The Whitechapel Map
1888: A Jack the Ripper Novel, is available to buy from Amazon now!
I have always loved books which begin with a map. When I was a kid these were usually fantasy stories, The Chronicles of Narnia, The Hobbit and others. I soon learned that mystery novels were oft to do this, (a personal favourite being, Agatha Christie's Death in the Clouds where the seating plan of each passenger is laid out.)
There was something thrilling about turning the first page of a new book and discovering that this otherwise fictional realm had been rendered physical, simply by being drawn on paper - as if the geography of the landscape was now something real, that could be navigated.
I'm no artist, and I'm certainly no cartographer, but I knew for certain 1888 had to begin with a map.
What you see above (and on the first page of the novel,) is a simplified version of a very famous map of the area from the time. Below is the original version.
The first and most apparent difference is just how simplistic my version is. Whitechapel is, and was, a labyrinth of narrow streets, constructed around a junction of main roads. However, the book itself limits its scope somewhat, not only to allow for efficiency in storytelling, but because Commercial Road, Commerical Street and Whitechapel Road, really were the hub of this overcrowded district. While almost everything else was domestic, these roads were the heart and thoroughfare of Whitechapel.
The other concession I have had to make, is owing to the constrictions of an ebook. 1888 can be read on a screen as small as an iPhone's and as such, certain streets have needed to be enlarged for ease of reading. For instance, Goulston Street was a narrow lane that can barely be spotted on the authentic map, but it plays an important role in the story. Unfortunately this means that it appears to be as wide and important a road as Commerical Street, to which it runs parallel. The same is true for Buck's Row, which was far more constricted than my map would imply.
Miller's Court and Mitre Square were simply too small to expand sensibly, so instead, they have been indicated by lines pointing to their locations.
Nevertheless, I am rather pleased with my little map.
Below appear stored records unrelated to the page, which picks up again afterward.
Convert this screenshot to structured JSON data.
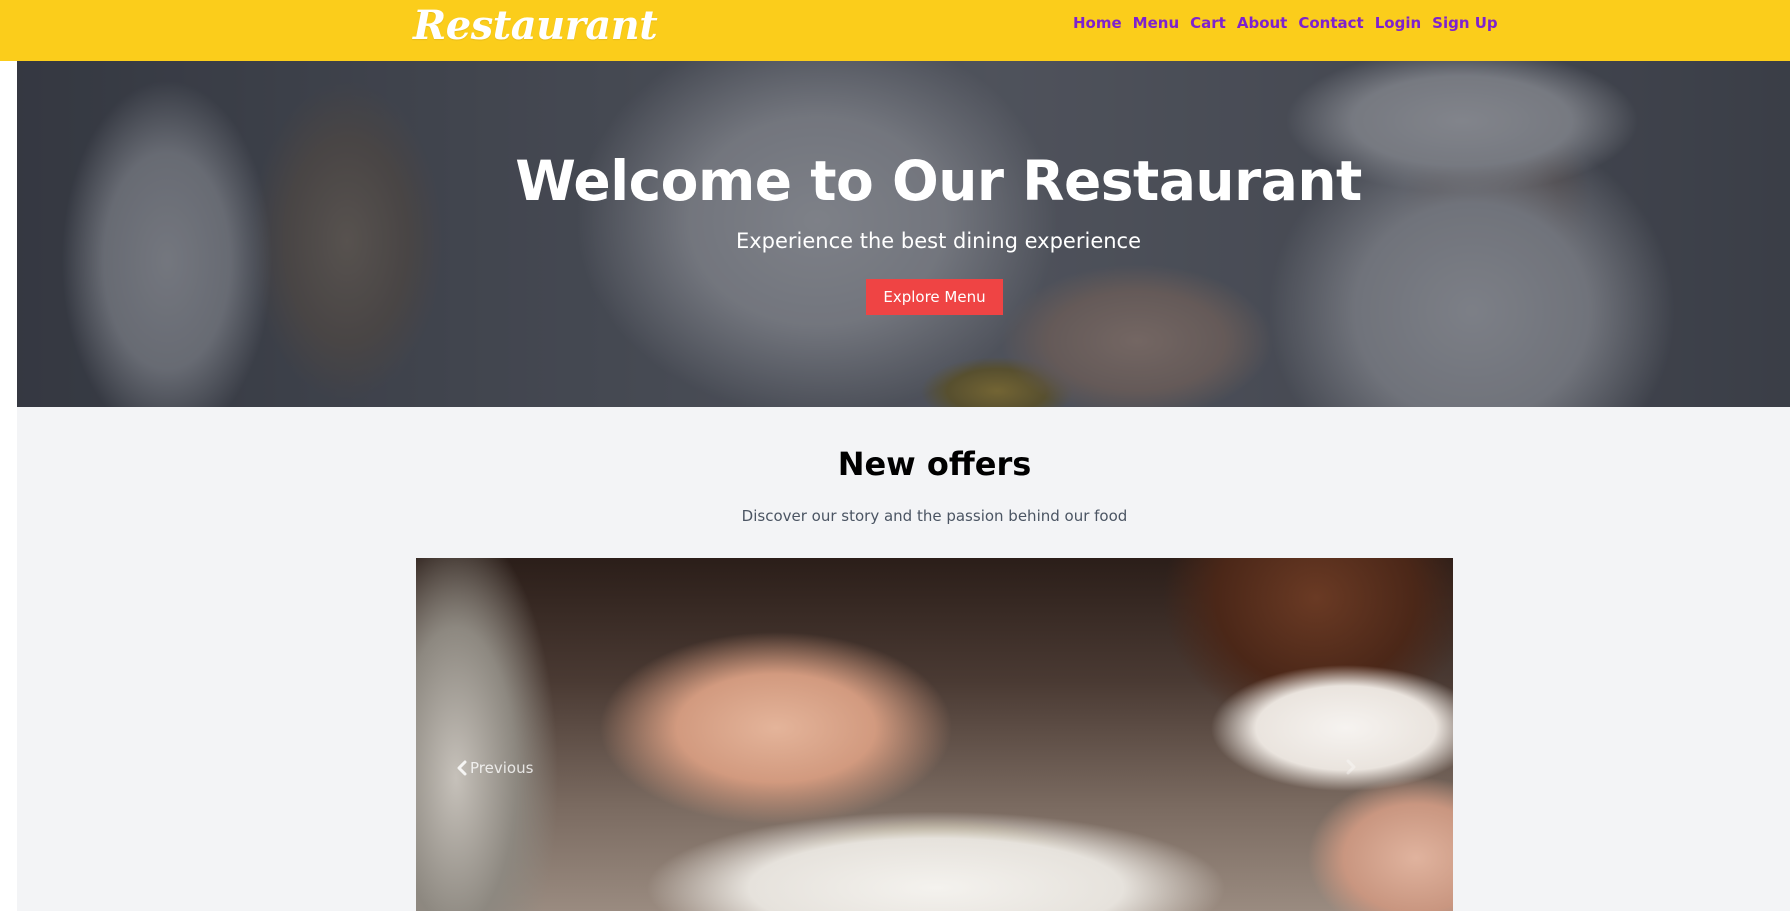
{
  "navbar": {
    "logo": "Restaurant",
    "links": [
      "Home",
      "Menu",
      "Cart",
      "About",
      "Contact",
      "Login",
      "Sign Up"
    ]
  },
  "hero": {
    "title": "Welcome to Our Restaurant",
    "subtitle": "Experience the best dining experience",
    "button_label": "Explore Menu"
  },
  "offers": {
    "title": "New offers",
    "subtitle": "Discover our story and the passion behind our food",
    "carousel": {
      "prev_label": "Previous"
    }
  },
  "colors": {
    "navbar_bg": "#fbcd1b",
    "nav_link": "#7e22ce",
    "hero_button": "#ef4444",
    "section_bg": "#f3f4f6"
  },
  "icons": {
    "carousel_prev": "chevron-left-icon",
    "carousel_next": "chevron-right-icon"
  }
}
It may not be winning many awards for either beauty or accuracy, but all the streets are where they're supposed to be, even if they are completely out of proportion. But most importantly for me, my book begins with a map! And for that, I could not be happier.